When using Flashback Database with a target time at which a NOLOGGING operation was in progress, block corruption is likely in the database objects and data files affected by the NOLOGGING operation. For example, if you perform a direct-path INSERT operation in NOLOGGING mode, and that operation runs from 8:00 to 8:15 on April 7, 2008, and you later need to use Flashback Database to return to the target time 08:07 on that date, the objects and data files updated by the direct-path INSERT may be left with block corruption after the Flashback Database operation completes.

If possible, avoid using Flashback Database with a target time or SCN that coincides with a NOLOGGING operation. Also, perform a full or incremental backup of the affected data files immediately after any NOLOGGING operation to ensure recoverability to points in time after the operation. If you expect to use Flashback Database to return to a point in time during an operation such as a direct-path INSERT, consider performing the operation in LOGGING mode. 

Performance and Recovery considerations  

The NOLOGGING mode improves performance because it generates much less log data in the redo log files helping in eliminating the time needed to execute the redo generation (latch acquisition, redolog writing, etc.). The user is responsible for backing up the data after a NOLOGGING insert operation in order to be able to perform media recovery.   Be aware that this feature disables the recover mechanisms for this transaction: It will be required to repeat the process from the very beginning in case of a database or instance failure.

Wait for next part, I will talk about NOLOGGING: how, when and why to use.  


Oracle ACE Director and President of LAOUC, NZOUG and CLOUG. Organizer of LA and APAC OTN Tours,

Posted in Redo Logs
One comment on “LOGGING or NOLOGGING, that is the question – Part III
  1. Oracle NZ – Francisco Munoz Alvarez » LOGGING or NOLOGGING, that is the question – Part III…

    Despite the importance of the redo entries, Oracle gave users the ability to limit redo generation on tables and indexes by setting them in NOLOGGING mode.

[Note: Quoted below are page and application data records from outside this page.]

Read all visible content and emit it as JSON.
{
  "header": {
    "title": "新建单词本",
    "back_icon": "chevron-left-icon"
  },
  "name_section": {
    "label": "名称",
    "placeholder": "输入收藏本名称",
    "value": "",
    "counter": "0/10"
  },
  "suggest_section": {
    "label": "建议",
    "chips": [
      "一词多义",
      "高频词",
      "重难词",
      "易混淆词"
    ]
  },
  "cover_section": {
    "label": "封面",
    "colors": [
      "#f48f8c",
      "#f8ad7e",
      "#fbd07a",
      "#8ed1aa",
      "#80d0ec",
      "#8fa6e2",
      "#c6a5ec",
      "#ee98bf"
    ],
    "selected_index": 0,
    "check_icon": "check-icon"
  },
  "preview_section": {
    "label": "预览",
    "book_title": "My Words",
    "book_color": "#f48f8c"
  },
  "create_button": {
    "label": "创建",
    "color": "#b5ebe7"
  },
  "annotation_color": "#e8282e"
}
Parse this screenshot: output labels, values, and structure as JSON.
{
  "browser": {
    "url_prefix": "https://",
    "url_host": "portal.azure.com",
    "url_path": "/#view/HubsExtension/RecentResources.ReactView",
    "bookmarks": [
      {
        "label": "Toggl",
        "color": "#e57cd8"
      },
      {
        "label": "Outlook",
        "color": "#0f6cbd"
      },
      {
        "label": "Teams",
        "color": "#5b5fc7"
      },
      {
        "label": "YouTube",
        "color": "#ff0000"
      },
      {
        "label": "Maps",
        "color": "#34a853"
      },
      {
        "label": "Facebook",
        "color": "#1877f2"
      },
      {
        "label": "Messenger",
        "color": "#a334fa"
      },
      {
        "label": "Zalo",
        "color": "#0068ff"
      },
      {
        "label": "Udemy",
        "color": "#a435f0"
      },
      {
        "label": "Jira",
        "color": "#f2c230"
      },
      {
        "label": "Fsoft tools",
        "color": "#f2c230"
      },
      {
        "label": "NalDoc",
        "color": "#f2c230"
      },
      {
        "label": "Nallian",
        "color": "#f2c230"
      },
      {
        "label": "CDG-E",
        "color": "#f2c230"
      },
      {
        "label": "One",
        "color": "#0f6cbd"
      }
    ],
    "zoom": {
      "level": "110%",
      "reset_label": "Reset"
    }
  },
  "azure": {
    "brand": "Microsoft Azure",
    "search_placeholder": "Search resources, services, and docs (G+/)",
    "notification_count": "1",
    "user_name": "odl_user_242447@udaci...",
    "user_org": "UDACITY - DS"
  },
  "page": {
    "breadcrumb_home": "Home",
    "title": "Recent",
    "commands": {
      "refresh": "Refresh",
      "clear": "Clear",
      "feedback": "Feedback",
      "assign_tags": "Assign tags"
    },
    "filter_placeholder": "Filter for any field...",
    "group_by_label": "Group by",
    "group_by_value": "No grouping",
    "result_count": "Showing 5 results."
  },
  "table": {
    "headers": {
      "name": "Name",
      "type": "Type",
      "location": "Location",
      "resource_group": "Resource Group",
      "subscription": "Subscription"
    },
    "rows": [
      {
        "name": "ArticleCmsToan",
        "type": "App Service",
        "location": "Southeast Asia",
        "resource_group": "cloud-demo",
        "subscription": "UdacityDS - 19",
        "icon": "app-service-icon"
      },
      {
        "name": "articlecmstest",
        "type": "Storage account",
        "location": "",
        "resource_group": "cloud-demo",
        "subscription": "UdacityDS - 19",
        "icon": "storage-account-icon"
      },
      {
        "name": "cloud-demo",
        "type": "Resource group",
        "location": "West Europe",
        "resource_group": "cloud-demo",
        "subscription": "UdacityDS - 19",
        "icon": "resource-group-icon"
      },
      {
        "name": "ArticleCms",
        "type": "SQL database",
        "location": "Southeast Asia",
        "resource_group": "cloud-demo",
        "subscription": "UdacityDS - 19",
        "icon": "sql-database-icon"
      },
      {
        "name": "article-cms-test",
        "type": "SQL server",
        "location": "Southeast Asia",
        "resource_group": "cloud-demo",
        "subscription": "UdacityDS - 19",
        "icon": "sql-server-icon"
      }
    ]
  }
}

NOLOGGING affect the recoverability. Before going into how to limit the redo generation, it is…

Leave a Reply

Fill in your details below or click an icon to log in:

WordPress.com Logo

You are commenting using your WordPress.com account. Log Out / Change )

Twitter picture

You are commenting using your Twitter account. Log Out / Change )

Facebook photo

You are commenting using your Facebook account. Log Out / Change )

Google+ photo

You are commenting using your Google+ account. Log Out / Change )

Connecting to %s

%d bloggers like this: